### Task material
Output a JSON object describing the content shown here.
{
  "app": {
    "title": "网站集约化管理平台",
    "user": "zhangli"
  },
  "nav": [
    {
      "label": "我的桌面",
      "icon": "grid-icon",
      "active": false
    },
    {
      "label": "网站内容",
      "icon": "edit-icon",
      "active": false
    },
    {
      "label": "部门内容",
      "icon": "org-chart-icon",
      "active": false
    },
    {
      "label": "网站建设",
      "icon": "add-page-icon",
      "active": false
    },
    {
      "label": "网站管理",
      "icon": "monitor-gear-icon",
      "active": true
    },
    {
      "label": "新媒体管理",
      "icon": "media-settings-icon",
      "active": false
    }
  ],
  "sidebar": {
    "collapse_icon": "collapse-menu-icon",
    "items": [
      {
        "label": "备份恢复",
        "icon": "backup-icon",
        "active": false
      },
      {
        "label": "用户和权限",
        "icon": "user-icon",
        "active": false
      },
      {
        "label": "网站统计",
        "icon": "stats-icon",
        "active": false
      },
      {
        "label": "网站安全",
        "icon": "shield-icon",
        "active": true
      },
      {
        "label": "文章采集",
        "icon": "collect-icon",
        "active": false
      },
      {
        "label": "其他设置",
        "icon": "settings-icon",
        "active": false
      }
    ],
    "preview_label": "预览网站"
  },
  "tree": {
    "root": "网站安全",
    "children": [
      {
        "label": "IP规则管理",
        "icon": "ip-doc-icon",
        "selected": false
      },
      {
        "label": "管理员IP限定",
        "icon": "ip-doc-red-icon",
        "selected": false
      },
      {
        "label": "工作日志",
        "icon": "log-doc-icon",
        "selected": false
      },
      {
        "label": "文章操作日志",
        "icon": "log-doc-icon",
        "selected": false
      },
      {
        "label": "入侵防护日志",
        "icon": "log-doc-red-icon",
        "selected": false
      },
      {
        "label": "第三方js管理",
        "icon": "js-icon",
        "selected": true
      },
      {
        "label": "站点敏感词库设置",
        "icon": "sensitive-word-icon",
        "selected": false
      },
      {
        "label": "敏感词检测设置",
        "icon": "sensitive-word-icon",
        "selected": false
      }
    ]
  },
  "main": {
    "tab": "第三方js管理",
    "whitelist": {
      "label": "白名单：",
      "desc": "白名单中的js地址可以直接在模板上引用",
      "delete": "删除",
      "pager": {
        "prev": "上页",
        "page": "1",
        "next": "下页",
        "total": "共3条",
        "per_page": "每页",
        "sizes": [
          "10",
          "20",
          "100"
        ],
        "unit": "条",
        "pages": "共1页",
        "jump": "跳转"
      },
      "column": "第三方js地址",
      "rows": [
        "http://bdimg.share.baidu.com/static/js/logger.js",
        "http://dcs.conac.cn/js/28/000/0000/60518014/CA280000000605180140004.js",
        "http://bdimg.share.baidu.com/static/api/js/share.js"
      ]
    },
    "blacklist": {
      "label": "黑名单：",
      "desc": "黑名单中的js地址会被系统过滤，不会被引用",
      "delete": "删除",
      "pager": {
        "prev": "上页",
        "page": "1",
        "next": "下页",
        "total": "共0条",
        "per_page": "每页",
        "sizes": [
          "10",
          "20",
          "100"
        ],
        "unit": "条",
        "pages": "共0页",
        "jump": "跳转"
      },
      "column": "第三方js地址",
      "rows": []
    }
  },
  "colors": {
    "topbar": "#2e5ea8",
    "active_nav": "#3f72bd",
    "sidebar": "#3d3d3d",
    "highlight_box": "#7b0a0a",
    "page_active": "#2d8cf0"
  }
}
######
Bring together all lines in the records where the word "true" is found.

      "active": true
        "active": true
        "selected": true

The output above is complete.